EXERCISE DESCRIPTION - Every line of the material below must be repeated exactly.

EXTRACTED MATERIAL -
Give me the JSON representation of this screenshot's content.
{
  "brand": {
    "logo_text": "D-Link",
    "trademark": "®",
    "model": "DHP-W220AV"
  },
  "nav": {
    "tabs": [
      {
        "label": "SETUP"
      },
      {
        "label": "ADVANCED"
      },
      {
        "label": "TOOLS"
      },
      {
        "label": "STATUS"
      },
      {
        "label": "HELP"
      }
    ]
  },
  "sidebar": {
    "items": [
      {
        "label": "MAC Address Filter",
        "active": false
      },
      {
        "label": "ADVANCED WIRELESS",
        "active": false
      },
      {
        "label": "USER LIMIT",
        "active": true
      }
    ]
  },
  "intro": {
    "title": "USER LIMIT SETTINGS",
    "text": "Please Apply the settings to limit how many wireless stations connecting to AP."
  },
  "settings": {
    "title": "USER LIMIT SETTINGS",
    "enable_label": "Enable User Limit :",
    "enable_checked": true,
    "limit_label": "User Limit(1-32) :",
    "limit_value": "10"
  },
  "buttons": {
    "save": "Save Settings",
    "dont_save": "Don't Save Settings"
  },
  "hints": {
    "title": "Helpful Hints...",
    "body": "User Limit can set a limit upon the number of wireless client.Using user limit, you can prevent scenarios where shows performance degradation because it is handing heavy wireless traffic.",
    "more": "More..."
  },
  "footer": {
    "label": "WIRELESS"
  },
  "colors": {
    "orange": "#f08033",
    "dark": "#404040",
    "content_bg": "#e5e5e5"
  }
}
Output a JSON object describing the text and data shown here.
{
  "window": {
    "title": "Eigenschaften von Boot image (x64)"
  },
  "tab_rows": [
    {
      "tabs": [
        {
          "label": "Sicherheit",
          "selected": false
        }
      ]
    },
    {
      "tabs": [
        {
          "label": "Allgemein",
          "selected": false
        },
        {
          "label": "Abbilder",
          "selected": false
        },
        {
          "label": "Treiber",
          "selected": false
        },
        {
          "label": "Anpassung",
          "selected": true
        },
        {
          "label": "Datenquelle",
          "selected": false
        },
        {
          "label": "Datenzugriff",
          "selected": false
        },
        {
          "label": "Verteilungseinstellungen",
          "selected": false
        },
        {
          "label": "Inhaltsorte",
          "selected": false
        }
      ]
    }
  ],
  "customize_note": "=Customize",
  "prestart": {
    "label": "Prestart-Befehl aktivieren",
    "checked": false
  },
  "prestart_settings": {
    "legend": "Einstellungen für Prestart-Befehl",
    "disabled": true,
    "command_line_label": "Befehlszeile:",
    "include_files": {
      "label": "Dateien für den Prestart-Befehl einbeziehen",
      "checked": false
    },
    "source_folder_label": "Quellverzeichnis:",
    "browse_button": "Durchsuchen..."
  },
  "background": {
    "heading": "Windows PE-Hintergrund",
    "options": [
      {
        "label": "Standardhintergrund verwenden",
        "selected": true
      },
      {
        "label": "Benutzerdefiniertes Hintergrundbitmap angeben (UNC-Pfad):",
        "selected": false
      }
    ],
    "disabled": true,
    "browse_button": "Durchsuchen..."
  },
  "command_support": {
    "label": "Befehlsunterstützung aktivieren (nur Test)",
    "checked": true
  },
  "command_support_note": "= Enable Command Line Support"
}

TASK OUTPUT -
Give me the JSON representation of this screenshot's content.
{
  "brand": {
    "logo_text": "D-Link",
    "trademark": "®",
    "model": "DHP-W220AV"
  },
  "nav": {
    "tabs": [
      {
        "label": "SETUP"
      },
      {
        "label": "ADVANCED"
      },
      {
        "label": "TOOLS"
      },
      {
        "label": "STATUS"
      },
      {
        "label": "HELP"
      }
    ]
  },
  "sidebar": {
    "items": [
      {
        "label": "MAC Address Filter",
        "active": false
      },
      {
        "label": "ADVANCED WIRELESS",
        "active": false
      },
      {
        "label": "USER LIMIT",
        "active": true
      }
    ]
  },
  "intro": {
    "title": "USER LIMIT SETTINGS",
    "text": "Please Apply the settings to limit how many wireless stations connecting to AP."
  },
  "settings": {
    "title": "USER LIMIT SETTINGS",
    "enable_label": "Enable User Limit :",
    "enable_checked": true,
    "limit_label": "User Limit(1-32) :",
    "limit_value": "10"
  },
  "buttons": {
    "save": "Save Settings",
    "dont_save": "Don't Save Settings"
  },
  "hints": {
    "title": "Helpful Hints...",
    "body": "User Limit can set a limit upon the number of wireless client.Using user limit, you can prevent scenarios where shows performance degradation because it is handing heavy wireless traffic.",
    "more": "More..."
  },
  "footer": {
    "label": "WIRELESS"
  },
  "colors": {
    "orange": "#f08033",
    "dark": "#404040",
    "content_bg": "#e5e5e5"
  }
}
Output a JSON object describing the text and data shown here.
{
  "window": {
    "title": "Eigenschaften von Boot image (x64)"
  },
  "tab_rows": [
    {
      "tabs": [
        {
          "label": "Sicherheit",
          "selected": false
        }
      ]
    },
    {
      "tabs": [
        {
          "label": "Allgemein",
          "selected": false
        },
        {
          "label": "Abbilder",
          "selected": false
        },
        {
          "label": "Treiber",
          "selected": false
        },
        {
          "label": "Anpassung",
          "selected": true
        },
        {
          "label": "Datenquelle",
          "selected": false
        },
        {
          "label": "Datenzugriff",
          "selected": false
        },
        {
          "label": "Verteilungseinstellungen",
          "selected": false
        },
        {
          "label": "Inhaltsorte",
          "selected": false
        }
      ]
    }
  ],
  "customize_note": "=Customize",
  "prestart": {
    "label": "Prestart-Befehl aktivieren",
    "checked": false
  },
  "prestart_settings": {
    "legend": "Einstellungen für Prestart-Befehl",
    "disabled": true,
    "command_line_label": "Befehlszeile:",
    "include_files": {
      "label": "Dateien für den Prestart-Befehl einbeziehen",
      "checked": false
    },
    "source_folder_label": "Quellverzeichnis:",
    "browse_button": "Durchsuchen..."
  },
  "background": {
    "heading": "Windows PE-Hintergrund",
    "options": [
      {
        "label": "Standardhintergrund verwenden",
        "selected": true
      },
      {
        "label": "Benutzerdefiniertes Hintergrundbitmap angeben (UNC-Pfad):",
        "selected": false
      }
    ],
    "disabled": true,
    "browse_button": "Durchsuchen..."
  },
  "command_support": {
    "label": "Befehlsunterstützung aktivieren (nur Test)",
    "checked": true
  },
  "command_support_note": "= Enable Command Line Support"
}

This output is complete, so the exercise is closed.